*SOURCE MATERIAL*.
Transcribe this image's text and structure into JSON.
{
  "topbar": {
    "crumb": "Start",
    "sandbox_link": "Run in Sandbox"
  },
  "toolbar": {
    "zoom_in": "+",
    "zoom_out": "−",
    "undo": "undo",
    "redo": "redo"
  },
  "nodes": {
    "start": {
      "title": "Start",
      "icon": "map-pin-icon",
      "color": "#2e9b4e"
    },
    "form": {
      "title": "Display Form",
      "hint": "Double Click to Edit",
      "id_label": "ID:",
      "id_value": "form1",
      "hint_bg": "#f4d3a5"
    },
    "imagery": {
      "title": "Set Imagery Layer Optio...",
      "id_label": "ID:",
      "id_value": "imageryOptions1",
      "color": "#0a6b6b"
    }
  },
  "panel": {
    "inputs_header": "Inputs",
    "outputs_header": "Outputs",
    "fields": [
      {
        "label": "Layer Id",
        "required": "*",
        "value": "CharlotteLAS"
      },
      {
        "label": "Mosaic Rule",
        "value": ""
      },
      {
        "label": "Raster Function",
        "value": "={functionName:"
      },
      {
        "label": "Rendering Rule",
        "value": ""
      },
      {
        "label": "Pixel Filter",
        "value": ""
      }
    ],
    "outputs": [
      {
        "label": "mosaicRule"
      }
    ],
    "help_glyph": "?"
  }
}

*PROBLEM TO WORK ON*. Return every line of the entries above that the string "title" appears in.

*EXERCISE OUTPUT*.
      "title": "Start",
      "title": "Display Form",
      "title": "Set Imagery Layer Optio...",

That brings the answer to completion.